-------- RECORDS PROVIDED --------

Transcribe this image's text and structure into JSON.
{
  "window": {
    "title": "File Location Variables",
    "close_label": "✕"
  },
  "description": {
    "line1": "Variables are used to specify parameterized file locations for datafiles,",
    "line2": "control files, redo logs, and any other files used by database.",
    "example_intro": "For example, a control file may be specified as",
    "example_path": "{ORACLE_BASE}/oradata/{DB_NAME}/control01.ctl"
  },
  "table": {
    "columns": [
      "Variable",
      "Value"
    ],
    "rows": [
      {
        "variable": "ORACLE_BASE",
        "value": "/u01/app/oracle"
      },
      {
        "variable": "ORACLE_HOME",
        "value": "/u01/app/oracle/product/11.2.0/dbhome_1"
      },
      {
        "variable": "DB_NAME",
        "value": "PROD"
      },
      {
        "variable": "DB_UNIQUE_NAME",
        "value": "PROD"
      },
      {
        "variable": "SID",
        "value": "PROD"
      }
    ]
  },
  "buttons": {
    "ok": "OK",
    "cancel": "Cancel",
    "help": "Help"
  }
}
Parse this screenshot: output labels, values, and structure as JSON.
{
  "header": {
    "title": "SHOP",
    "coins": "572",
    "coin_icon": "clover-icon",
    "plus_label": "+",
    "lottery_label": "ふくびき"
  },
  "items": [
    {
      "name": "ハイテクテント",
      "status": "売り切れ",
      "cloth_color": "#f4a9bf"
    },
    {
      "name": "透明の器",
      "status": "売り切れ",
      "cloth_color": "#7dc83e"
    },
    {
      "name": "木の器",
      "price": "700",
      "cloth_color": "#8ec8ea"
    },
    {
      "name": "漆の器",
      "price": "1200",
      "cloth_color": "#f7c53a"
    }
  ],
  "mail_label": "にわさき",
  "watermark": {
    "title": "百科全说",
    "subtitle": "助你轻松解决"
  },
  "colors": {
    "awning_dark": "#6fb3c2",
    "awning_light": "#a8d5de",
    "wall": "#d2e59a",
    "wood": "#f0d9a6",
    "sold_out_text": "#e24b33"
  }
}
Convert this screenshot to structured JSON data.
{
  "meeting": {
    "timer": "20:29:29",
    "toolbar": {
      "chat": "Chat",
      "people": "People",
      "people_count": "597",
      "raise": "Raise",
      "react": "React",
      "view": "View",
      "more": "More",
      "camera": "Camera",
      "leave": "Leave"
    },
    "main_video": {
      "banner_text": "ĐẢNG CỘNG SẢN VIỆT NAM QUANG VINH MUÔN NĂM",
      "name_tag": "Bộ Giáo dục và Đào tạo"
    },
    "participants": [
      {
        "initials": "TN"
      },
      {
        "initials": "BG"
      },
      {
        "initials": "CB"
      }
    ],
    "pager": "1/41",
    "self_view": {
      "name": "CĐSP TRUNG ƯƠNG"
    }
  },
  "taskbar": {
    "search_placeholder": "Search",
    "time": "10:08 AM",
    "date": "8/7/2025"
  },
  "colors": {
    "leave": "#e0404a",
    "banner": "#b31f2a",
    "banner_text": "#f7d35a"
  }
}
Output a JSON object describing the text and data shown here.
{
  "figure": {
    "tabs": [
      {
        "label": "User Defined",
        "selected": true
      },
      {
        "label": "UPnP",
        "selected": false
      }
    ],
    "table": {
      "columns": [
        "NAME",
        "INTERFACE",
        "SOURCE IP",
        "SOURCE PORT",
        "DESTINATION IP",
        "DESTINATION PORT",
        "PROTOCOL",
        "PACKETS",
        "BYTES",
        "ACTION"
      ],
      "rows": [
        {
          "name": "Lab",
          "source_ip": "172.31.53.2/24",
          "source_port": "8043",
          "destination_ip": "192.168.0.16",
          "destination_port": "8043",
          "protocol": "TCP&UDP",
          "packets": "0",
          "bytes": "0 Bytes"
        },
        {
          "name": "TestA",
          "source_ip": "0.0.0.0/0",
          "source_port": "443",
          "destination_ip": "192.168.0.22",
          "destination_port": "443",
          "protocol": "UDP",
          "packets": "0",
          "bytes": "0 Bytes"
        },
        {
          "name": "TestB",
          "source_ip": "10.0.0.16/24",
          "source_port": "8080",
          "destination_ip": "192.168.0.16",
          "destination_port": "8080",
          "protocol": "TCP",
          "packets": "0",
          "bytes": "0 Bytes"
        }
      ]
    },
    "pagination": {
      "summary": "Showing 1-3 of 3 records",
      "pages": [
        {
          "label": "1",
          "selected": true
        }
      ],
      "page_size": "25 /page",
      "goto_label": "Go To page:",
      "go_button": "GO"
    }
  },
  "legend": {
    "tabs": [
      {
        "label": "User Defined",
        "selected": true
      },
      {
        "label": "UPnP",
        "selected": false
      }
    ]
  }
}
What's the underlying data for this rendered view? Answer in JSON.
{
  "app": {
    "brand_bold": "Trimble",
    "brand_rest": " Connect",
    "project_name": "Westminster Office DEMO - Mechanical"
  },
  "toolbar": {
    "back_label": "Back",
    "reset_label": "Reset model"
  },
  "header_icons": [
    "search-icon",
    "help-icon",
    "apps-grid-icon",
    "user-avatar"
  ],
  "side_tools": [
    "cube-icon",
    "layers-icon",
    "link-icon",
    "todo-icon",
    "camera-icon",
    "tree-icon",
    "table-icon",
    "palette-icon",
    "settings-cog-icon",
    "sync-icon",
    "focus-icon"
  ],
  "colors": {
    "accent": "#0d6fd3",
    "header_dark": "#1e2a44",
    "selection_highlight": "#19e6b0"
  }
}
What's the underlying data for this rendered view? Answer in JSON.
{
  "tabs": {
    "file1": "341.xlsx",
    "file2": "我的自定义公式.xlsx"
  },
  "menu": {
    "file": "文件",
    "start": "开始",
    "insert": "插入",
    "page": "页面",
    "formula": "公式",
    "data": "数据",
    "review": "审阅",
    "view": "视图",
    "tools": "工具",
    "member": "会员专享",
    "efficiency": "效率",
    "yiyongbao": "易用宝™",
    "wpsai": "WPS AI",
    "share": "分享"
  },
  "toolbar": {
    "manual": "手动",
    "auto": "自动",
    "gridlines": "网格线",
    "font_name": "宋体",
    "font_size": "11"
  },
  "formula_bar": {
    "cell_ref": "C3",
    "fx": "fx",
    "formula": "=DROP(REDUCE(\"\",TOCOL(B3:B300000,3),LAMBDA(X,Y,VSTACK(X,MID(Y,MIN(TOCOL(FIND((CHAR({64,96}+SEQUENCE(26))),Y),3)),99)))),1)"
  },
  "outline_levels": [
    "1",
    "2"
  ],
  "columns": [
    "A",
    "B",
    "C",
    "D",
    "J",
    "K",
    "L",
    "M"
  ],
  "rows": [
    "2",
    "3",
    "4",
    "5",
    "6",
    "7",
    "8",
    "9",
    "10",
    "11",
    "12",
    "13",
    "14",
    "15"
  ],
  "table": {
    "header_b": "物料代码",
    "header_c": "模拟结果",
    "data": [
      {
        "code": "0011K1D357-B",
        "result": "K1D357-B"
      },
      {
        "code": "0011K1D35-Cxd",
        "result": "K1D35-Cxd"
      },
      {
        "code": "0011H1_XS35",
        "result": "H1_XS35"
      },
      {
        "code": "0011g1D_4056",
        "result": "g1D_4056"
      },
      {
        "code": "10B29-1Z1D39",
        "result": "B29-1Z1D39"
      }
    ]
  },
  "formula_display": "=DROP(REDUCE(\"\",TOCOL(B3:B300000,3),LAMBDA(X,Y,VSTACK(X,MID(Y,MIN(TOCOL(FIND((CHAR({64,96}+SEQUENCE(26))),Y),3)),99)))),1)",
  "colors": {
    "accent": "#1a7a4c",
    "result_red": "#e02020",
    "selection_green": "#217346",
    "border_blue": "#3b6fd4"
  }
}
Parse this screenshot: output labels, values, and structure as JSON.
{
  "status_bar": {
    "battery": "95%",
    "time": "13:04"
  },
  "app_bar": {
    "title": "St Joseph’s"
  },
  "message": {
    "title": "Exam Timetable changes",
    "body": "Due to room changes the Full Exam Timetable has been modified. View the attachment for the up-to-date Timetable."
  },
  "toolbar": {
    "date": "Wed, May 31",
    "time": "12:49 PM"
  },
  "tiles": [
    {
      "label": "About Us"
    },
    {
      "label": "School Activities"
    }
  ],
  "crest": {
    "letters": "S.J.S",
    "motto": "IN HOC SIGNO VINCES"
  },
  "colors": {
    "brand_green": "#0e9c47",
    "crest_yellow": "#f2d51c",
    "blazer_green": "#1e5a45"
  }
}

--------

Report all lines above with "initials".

        "initials": "TN"
        "initials": "BG"
        "initials": "CB"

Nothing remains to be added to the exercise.